Building up your immunity is a great preventative measure, but this is better accomplished in a different manner than what conventional medicine recommends. It turns out though that immunity doesn’t come from routinely injecting toxic ingredients like ethyl mercury, aluminum, formaldehyde, MRC-5 Cells (aborted fetal tissue cultures), MSG or polysorbate 80. But rather from ingesting recipe ingredients such as raw collard greens, beets, kale, cilantro, parsley, unsweetened cranberry juice and other raw organic produce.
Diet is the most important defense against disease. The right kind of diet detoxifies our bodies and provides us with enough nutrients to maintain health. The right kind of foods create sufficient numbers of beneficial bacteria in and on our bodies and this is actually what comprises the majority of our immune system.
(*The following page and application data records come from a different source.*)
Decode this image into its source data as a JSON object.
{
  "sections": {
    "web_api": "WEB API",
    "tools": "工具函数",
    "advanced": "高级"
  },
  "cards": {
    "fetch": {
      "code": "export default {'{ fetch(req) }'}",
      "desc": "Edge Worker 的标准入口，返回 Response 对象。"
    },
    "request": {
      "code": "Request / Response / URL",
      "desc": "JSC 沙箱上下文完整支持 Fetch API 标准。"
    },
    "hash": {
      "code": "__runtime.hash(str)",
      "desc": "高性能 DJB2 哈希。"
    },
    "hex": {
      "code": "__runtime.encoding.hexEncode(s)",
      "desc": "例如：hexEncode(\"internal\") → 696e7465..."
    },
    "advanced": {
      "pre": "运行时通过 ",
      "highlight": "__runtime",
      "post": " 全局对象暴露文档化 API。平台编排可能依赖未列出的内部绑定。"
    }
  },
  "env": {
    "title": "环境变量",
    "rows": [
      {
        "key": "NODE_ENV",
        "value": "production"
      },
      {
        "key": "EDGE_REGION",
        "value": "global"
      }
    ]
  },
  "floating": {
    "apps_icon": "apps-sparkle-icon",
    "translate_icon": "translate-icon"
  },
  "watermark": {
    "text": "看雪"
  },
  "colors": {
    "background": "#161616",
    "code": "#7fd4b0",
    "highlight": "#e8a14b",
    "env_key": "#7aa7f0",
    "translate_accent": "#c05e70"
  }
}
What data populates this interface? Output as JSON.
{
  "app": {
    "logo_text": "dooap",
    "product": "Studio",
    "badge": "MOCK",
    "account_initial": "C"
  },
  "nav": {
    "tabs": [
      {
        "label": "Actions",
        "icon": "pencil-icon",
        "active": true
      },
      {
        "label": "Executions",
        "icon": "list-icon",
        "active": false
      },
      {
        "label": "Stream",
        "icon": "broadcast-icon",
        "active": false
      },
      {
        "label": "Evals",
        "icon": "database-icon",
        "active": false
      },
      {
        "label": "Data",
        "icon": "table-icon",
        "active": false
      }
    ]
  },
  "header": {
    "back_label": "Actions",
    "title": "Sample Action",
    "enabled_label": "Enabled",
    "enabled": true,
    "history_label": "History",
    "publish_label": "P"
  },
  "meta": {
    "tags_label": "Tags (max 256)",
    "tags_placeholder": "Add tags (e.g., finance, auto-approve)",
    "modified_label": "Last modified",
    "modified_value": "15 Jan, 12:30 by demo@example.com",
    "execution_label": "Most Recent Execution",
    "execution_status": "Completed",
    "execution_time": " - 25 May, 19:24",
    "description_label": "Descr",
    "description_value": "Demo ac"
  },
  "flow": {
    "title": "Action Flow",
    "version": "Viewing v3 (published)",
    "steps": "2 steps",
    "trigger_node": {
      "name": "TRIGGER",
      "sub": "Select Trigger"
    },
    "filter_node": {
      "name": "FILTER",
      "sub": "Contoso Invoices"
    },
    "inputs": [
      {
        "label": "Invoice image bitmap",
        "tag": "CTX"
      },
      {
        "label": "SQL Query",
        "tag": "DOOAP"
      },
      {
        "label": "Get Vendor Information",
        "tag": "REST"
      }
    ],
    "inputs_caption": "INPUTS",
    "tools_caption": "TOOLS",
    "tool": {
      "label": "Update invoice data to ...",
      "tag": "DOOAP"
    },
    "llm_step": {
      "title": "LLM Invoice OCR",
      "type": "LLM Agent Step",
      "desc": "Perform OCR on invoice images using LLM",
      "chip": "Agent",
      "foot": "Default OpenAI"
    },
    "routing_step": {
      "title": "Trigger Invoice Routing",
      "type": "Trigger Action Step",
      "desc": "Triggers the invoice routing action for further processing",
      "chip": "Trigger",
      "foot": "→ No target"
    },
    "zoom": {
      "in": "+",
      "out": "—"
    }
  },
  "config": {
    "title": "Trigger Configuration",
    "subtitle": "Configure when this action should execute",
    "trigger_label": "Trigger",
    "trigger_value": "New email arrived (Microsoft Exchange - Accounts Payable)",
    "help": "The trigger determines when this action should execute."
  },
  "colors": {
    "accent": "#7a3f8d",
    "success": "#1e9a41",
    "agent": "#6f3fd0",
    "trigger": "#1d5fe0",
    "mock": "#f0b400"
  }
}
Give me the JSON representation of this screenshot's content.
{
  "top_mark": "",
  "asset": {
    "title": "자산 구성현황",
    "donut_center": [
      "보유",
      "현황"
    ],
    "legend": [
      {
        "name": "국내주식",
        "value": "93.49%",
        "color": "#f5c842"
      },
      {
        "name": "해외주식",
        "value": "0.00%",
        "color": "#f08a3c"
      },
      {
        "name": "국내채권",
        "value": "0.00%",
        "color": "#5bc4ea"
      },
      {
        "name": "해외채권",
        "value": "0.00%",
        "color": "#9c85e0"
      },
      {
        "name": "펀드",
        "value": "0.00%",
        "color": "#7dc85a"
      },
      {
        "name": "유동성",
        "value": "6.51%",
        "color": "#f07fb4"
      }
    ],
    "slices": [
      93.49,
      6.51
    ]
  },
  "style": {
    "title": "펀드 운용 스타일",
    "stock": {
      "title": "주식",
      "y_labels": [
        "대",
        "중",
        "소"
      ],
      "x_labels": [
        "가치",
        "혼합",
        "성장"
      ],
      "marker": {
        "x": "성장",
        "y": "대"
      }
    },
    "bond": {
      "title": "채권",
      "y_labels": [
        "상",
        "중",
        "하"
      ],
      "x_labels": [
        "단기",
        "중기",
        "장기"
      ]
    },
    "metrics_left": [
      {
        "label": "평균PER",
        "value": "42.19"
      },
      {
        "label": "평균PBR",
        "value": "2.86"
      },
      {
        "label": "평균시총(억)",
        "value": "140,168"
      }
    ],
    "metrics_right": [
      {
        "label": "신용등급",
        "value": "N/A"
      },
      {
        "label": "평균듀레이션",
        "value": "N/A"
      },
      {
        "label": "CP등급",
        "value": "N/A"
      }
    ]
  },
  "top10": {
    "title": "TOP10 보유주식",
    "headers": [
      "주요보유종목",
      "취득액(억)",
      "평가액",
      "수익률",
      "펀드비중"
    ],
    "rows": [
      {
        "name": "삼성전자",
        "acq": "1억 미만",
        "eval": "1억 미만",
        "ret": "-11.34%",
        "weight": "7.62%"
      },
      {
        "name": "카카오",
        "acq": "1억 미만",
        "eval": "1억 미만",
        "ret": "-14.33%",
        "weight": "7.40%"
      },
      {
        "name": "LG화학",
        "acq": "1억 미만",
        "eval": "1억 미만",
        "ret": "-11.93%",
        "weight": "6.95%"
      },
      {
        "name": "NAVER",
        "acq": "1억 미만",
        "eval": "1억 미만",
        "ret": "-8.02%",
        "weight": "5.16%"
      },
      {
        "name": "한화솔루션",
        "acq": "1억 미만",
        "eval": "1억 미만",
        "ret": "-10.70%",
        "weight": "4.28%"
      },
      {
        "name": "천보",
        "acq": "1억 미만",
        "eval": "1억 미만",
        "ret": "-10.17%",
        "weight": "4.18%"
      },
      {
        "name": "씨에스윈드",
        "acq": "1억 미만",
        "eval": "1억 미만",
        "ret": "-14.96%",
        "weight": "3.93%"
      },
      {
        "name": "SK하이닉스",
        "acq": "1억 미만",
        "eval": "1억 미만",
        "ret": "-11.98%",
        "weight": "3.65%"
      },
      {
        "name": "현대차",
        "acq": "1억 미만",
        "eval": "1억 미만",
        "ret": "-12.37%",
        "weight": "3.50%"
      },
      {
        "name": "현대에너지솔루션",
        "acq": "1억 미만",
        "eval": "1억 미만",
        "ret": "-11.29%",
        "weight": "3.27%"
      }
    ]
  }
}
It is our beneficial bacteria that are our best and first defense against an invasion of harmful microbes. With adequate sleep, stress management, detoxification and high quality nutrition we shouldn’t get sick from the kind of exposure to pathogens that is unpreventable.
If we are to believe that germs are the sole cause of disease than we simply surrender helpless to their invisible power, powerless to stop their onslaught. The conventional approach hopes shots can prevent disease, or that pills will make diseases go away once we get them. But it turns out germs don’t cause disease, being unhealthy does. We have more control over our micro-ecologies than most people realize. If we eat right and adopt other healthy habits we are able to build up our defenses to such a level that they can withstand nearly any onslaught from disease causing organisms.
We are not powerless to the germs around us but rather masters of our own microbiology. We can shore up on nutrients and rid our bodies of toxins to prevent disease. With a healthy diet and other healthy habits we can beat pathogens before they make us sick; we can beat disease naturally, or as many would say, organically.